Future chancellor visits campus to engage with students
Earlier this year, the Editorial Board wrote about how Gary May was a promising choice to be UC Davis’ next chancellor. We remain optimistic as the Aug. 1 start date for his tenure approaches.
May is holding available hours on the Memorial Union patio from 11:30 a.m. to 1:30 p.m. on Friday, April 14, as an opportunity to get to know the student body. The Editorial Board has compiled points that we believe are important for May to clarify.
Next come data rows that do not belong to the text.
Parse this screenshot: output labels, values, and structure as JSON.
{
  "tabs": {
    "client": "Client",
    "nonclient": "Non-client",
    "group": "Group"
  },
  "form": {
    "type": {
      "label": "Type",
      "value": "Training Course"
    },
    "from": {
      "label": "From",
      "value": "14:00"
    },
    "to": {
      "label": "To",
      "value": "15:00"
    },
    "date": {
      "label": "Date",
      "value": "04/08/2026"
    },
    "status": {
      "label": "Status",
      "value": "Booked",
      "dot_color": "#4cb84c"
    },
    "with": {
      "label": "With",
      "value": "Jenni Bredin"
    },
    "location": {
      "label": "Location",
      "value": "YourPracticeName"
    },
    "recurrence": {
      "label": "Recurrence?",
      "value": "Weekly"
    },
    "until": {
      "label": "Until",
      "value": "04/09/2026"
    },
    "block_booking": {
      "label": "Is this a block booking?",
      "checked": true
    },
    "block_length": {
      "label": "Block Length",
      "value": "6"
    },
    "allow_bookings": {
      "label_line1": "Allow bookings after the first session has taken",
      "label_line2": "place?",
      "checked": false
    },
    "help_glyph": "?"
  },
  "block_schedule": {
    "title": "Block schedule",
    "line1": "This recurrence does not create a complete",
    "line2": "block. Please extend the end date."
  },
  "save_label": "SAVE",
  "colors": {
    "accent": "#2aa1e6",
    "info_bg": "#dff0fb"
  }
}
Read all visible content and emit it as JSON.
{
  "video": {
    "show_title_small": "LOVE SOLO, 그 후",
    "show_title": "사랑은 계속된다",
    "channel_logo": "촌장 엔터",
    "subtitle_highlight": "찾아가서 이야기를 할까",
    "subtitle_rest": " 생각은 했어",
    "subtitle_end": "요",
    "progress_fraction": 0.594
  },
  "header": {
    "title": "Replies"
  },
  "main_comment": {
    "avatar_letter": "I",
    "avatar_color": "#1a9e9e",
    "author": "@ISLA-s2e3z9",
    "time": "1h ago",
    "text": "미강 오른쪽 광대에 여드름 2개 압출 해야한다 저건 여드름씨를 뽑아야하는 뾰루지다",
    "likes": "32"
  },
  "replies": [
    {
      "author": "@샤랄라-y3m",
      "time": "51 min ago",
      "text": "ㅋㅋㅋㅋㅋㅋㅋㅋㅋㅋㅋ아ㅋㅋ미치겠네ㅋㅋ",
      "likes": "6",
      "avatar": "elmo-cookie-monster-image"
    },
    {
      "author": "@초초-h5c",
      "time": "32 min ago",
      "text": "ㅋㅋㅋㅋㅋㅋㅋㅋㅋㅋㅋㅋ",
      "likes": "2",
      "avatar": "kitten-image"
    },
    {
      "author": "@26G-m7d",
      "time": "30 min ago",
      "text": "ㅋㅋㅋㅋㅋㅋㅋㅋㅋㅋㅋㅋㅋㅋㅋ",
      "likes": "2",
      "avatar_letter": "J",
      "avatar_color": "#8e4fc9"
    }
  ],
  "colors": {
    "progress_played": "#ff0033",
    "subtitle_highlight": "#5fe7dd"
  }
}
With the fallout from former Chancellor Linda P.B. Katehi serving on the board of two for-profit companies, there remains a deep distrust within campus sentiment of income not tied solely to the university. It was surprising, then, when it was revealed by The Sacramento Bee that May himself sits on multiple boards. Although the University of California says that his involvement is not a conflict of interest and will benefit the university, we would like to know the extent of his involvement with these boards and how — or if — his participation in them will affect his style of leadership and his administration.
At Georgia Tech, May led diversity initiatives to enroll a larger number of minority and international students within the College of Electrical and Computer Engineering. The Editorial Board would be interested to hear of how he specifically plans on increasing the diversity to underserved populations of campus at such a large research institution like UC Davis.
As the dean of Georgia Tech’s College of Engineering, May brings a wealth of STEM knowledge to the university, as did his predecessor. May has written about how arts should not be fully integrated within the STEM fields of study, writing that combining arts with the sciences “dilutes the essential need and focus for STEM.” Collaboration between arts and the various disciplines of the sciences would not detract from the focus of STEM and would only serve to put these subjects into a broader historical, societal and global context. It would complement and not devalue the knowledge of those fields. The Editorial Board wants to know how May’s philosophy regarding STEM fields will affect the on-campus interdisciplinary relationship.
UC President Janet Napolitano wanted a chancellor who would be able to increase and strengthen the reach of UC Davis in Sacramento. May should be able to express his priorities for Sacramento and his plans for extending the influence of UC Davis into the area. How will his time and efforts be divided between maintaining and improving a world-class institution and expanding regional influence?
Most importantly, the Editorial Board encourages students to take advantage of this opportunity to meet with their future chancellor and share with him the expectations that the community holds.
The Editorial Board urges the incoming chancellor to continue open dialogue and community engagement. A transparent approach to leading a large public university like UC Davis is essential for a safe and strong campus community.